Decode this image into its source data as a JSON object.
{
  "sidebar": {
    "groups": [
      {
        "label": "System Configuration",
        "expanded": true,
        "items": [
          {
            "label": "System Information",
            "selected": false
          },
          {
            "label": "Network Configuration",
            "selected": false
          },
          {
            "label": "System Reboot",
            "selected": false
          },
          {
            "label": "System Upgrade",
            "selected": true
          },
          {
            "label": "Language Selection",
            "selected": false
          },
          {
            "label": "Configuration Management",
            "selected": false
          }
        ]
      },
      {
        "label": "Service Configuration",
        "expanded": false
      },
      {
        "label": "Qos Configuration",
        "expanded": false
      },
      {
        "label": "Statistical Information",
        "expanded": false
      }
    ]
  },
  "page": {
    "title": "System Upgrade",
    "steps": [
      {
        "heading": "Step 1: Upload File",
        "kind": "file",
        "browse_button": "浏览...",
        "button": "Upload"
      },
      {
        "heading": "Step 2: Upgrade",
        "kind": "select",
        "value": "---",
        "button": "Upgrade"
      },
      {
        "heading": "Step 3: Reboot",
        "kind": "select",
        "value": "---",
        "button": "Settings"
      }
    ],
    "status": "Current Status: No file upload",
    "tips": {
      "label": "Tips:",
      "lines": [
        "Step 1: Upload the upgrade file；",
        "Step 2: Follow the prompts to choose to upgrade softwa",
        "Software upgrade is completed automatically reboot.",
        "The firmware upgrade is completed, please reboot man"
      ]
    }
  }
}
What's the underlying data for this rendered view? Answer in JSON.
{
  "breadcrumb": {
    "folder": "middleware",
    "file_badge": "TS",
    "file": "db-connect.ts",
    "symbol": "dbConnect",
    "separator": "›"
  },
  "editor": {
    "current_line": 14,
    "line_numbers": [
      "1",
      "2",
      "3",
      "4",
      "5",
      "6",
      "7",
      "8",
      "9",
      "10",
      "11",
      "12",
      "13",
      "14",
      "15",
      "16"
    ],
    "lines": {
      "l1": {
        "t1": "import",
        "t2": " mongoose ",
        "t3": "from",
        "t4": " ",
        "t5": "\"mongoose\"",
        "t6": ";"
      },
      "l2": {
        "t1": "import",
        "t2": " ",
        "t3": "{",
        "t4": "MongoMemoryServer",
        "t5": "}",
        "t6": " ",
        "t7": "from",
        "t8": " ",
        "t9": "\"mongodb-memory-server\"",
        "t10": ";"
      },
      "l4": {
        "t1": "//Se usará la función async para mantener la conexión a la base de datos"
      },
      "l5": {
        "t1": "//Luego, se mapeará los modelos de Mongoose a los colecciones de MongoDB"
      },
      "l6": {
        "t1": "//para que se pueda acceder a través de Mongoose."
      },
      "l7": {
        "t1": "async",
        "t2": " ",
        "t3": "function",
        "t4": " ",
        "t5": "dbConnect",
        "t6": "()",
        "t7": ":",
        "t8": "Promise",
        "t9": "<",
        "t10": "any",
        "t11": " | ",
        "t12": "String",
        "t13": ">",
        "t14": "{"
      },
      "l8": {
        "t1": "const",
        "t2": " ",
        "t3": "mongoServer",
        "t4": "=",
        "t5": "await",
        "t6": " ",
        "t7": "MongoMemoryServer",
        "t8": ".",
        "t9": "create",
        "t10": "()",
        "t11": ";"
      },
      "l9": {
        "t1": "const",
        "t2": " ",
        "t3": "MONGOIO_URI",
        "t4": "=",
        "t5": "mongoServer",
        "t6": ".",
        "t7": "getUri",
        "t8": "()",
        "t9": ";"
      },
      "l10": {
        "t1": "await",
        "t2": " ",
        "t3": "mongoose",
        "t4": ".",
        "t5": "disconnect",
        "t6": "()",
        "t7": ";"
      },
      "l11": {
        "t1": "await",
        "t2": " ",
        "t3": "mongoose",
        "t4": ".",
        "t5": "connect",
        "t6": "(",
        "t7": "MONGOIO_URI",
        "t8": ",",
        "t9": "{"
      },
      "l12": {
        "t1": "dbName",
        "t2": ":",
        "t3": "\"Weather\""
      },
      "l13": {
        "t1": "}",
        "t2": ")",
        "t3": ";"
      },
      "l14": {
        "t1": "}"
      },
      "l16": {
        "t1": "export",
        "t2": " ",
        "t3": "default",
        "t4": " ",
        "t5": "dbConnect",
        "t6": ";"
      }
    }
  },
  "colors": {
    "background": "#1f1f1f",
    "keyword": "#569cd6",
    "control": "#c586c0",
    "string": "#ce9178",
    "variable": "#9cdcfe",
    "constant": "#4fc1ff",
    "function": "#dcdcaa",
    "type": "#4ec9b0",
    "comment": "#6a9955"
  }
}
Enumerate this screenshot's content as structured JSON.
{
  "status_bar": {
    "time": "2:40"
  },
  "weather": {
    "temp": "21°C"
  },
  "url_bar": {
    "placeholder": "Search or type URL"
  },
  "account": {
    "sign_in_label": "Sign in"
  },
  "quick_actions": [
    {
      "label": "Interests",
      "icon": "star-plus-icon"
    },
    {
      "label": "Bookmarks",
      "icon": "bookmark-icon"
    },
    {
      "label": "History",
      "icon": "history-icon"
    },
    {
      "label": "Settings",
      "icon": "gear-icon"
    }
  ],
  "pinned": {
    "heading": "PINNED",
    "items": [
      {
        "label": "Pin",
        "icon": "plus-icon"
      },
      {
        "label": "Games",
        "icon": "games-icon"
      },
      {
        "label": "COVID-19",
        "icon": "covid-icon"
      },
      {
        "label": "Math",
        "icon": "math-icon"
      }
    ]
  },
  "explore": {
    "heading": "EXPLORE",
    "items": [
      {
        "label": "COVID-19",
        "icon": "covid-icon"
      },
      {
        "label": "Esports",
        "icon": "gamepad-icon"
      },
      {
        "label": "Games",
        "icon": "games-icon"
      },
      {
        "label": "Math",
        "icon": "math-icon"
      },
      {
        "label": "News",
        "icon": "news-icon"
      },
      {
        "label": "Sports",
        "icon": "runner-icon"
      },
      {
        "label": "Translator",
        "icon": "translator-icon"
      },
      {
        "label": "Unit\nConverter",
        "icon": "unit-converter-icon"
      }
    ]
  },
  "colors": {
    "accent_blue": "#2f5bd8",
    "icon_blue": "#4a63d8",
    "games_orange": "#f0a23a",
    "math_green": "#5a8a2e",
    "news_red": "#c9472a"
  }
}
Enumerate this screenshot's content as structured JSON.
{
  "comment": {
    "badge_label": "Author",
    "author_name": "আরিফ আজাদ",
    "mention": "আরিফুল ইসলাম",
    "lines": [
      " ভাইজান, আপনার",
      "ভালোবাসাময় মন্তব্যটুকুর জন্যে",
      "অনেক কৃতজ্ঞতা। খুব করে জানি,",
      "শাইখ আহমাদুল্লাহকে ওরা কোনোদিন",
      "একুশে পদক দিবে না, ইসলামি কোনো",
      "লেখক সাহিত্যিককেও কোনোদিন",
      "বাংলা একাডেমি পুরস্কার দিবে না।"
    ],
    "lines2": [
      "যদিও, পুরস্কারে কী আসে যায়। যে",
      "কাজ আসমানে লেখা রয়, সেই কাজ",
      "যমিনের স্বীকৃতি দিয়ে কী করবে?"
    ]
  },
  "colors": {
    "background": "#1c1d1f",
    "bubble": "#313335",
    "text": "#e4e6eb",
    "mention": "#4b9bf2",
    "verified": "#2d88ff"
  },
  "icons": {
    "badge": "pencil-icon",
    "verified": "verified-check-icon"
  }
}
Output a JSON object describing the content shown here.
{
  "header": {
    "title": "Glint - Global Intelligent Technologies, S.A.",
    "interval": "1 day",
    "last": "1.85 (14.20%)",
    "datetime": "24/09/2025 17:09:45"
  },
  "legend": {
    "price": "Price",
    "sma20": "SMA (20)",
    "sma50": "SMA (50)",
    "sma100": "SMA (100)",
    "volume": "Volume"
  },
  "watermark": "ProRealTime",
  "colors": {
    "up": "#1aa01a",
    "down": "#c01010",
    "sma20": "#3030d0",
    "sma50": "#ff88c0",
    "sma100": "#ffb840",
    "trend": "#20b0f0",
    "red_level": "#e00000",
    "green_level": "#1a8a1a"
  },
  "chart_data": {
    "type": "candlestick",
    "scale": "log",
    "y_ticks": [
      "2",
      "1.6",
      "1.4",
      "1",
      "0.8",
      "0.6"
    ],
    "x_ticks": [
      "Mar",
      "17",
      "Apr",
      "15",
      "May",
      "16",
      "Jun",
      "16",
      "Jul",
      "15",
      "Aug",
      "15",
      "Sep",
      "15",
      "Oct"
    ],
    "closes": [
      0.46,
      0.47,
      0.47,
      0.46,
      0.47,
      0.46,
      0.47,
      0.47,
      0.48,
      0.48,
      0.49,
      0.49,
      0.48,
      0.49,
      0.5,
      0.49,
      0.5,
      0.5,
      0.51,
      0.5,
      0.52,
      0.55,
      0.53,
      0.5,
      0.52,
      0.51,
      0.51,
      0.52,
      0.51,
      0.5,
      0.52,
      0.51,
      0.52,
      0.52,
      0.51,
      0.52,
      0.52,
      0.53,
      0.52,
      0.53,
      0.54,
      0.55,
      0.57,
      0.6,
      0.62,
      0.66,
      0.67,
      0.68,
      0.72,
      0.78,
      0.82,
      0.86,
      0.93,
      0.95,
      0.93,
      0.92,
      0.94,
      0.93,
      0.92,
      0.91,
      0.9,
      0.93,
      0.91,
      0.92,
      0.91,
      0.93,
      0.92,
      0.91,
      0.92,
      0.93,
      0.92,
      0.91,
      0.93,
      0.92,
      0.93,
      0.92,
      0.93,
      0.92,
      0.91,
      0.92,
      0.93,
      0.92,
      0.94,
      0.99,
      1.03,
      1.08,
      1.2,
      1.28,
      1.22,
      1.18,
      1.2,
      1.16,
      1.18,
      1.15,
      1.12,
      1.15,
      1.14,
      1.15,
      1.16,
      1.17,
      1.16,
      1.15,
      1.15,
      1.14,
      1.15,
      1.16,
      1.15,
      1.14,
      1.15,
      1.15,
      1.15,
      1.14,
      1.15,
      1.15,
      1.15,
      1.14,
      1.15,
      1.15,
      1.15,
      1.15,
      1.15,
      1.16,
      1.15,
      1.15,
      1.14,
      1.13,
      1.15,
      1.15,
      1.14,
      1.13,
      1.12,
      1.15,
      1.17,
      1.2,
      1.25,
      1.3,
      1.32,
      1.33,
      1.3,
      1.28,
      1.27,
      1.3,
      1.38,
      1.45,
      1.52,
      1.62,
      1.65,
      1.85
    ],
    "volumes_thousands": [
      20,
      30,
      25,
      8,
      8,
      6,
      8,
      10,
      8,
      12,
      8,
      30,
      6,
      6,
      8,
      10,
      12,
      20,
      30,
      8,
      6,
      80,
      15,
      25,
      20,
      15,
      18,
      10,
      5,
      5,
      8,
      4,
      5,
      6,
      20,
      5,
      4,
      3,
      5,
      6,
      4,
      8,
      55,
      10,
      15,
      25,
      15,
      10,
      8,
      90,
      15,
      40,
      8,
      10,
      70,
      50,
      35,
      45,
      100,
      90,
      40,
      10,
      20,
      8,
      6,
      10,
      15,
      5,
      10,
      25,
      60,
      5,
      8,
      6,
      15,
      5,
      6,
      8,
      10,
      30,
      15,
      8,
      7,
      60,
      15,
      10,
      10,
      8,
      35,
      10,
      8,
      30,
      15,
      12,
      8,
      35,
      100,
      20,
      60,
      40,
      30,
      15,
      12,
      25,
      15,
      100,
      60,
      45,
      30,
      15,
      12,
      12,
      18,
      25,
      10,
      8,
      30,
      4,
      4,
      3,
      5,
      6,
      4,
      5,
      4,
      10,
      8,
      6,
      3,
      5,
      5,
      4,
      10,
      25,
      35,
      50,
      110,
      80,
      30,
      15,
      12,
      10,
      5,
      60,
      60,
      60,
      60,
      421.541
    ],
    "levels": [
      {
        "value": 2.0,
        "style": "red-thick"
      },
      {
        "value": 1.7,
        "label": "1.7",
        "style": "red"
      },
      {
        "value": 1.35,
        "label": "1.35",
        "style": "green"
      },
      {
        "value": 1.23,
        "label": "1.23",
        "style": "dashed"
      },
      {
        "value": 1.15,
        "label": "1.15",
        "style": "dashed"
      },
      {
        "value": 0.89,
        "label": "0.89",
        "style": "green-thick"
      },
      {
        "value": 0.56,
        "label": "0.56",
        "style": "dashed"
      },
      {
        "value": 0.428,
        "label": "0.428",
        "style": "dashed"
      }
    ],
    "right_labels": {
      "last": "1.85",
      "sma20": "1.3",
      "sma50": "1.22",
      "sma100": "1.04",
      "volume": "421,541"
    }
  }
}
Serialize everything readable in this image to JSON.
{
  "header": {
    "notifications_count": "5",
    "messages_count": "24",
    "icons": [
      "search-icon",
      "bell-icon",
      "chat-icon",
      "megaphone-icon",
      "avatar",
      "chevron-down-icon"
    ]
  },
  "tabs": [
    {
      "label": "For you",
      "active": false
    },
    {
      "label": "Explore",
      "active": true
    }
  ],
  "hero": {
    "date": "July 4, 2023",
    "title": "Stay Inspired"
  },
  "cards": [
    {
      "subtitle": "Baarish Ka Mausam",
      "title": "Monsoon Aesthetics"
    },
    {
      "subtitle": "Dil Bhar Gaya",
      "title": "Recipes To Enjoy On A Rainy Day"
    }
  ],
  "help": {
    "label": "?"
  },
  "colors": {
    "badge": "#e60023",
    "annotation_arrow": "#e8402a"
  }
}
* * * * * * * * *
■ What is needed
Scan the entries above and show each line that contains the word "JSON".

■ Written solution
Decode this image into its source data as a JSON object.
What's the underlying data for this rendered view? Answer in JSON.
Enumerate this screenshot's content as structured JSON.
Enumerate this screenshot's content as structured JSON.
Output a JSON object describing the content shown here.
Serialize everything readable in this image to JSON.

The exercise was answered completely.